The Paganini Caprices come from a transitional period when violinists were beginning to leave behind the Ferdinand David-composed piano accompaniments and to play them as the composer originally intended. Both versions of Caprice No. 24 used the piano arrangement. The first from 1926 was shorn of repeats in order to fit it on two ten-inch sides. Two years later, Szigeti would remake it complete on a twelve-inch disc. The other two Caprices made a few years later were played without accompaniment. Szigeti would not return to this repertoire subsequently in his recording career, so their presence here is doubly valuable.
JOSEPH SZIGETI The European Columbia Recordings, Volume 2
BEETHOVEN Violin Concerto in D major, Op. 61
1. 1st Mvt. – Allegro ma non troppo (22:19)
2. 2nd Mvt. – Larghetto (9:48)
3. 3rd Mvt. – Rondo: Allegro (9:37)
Recorded 14 April 1932 in Central Hall, Westminster ∙ Matrices: CAX 6388-3, 6389-2, 6390-2, 6391-1, 6392-2, 6393-2, 6394-2, 6395-2, 6396-1 & 6397-2 ∙ First issued on Columbia LX 174/8
4. BEETHOVEN (arr. Burmeister) Minuet in G G167, No. 2
Recorded 9 July 1926 in the Columbia Petty France Studio, London ∙ Matrix: WA 3540-3 ∙ First issued on Columbia D 1527
BEETHOVEN Allegro vivace from Violin Sonata No. 8 in G major, Op. 30,
Recorded 30 June 1927 in the Columbia Petty France Studio, London ∙ Matrix: WA 5802 ∙ First issued on Columbia D 1630
SCHUBERT (arr. Friedberg) Rondo from Piano Sonata No. 17 in D
major, Op. 53 (D850)
Recorded 31 May 1933 in Abbey Road Studio No. 3, London ∙ Matrix: CAX 6850-1 ∙ First issued on Columbia LX 630
WEBER (arr. Szigeti) Violin Sonata No. 3 in D minor, Op. 10
7. 1st Mvt. – Air Russe: Allegretto moderato (1:43)

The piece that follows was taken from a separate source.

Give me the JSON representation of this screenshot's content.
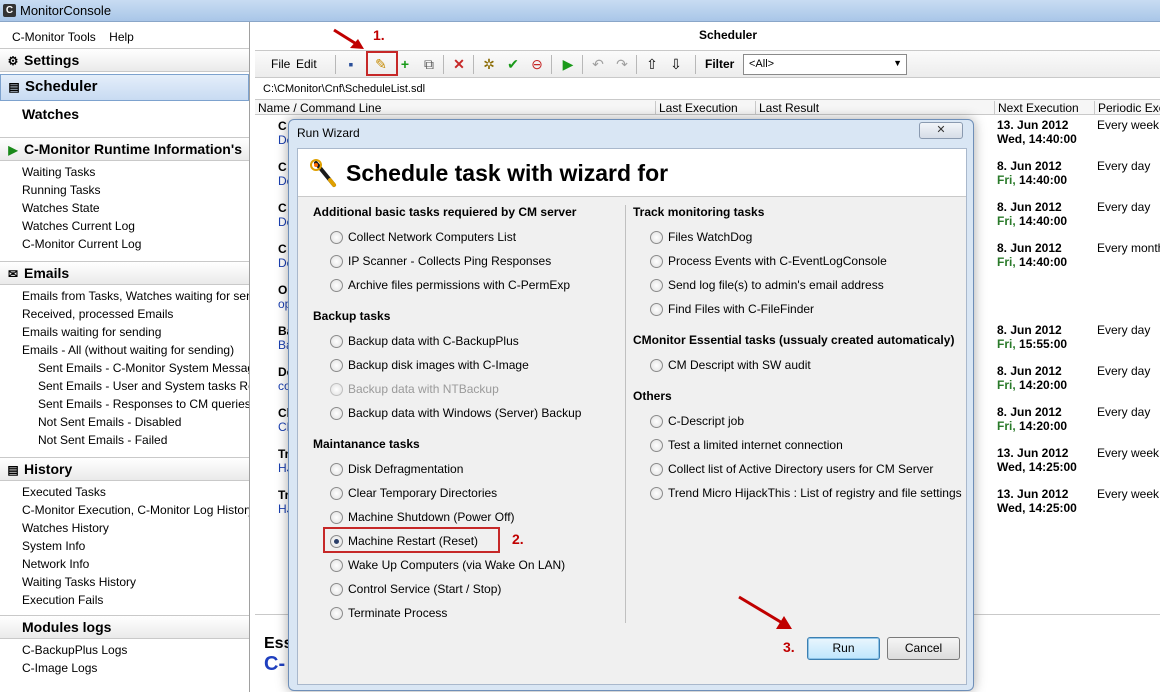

8. 2nd Mvt. – Rondo: Presto (2:12)
Recorded 6 March 1936 in Abbey Road Studio No. 3, London ∙ Matrix: CAX 7748-1 ∙ First issued on Columbia LX 575
9. PAGANINI Caprice in B minor, Op. 1, No. 2 (2:41)
Recorded 24 August 1935 in Abbey Road Studio No. 3, London ∙ Matrix: CAX 7588-1 ∙ First issued on Columbia LX 435
10. PAGANINI Caprice in E major, Op. 1, No. 9 ‘La chasse’
Recorded 29 September 1933 in Abbey Road Studio No. 3, London ∙ Matrix: CAX 6939-1 ∙ First issued on Columbia LX 263
11. PAGANINI Caprice in A minor, Op. 1, No. 24 – first
Recorded 21 September 1926 in the Columbia Petty France Studio, London ∙ Matrices: WA 3968-3 & 3969-2 ∙ First issued on Columbia D 1581
12. PAGANINI Caprice in A minor, Op. 1, No. 24 – second
Recorded 7 June 1928 in the Columbia Petty France Studio, London ∙ Matrices: WAX 3744/5∙ First issued on Columbia L 2207
Bruno Walter ∙ British Symphony Orchestra (Tracks 1 – 3)
Kurt Ruhrseitz, piano (Tracks 4, 5, 11 and 12)
Nikita Magaloff, piano (Tracks 6 – 8)
Joseph Szigeti, violin
Producer and Audio Restoration Engineer: Mark Obert-Thorn
Special thanks to Nathan Brown and Charles Niss for providing source material
Total timing: 74:23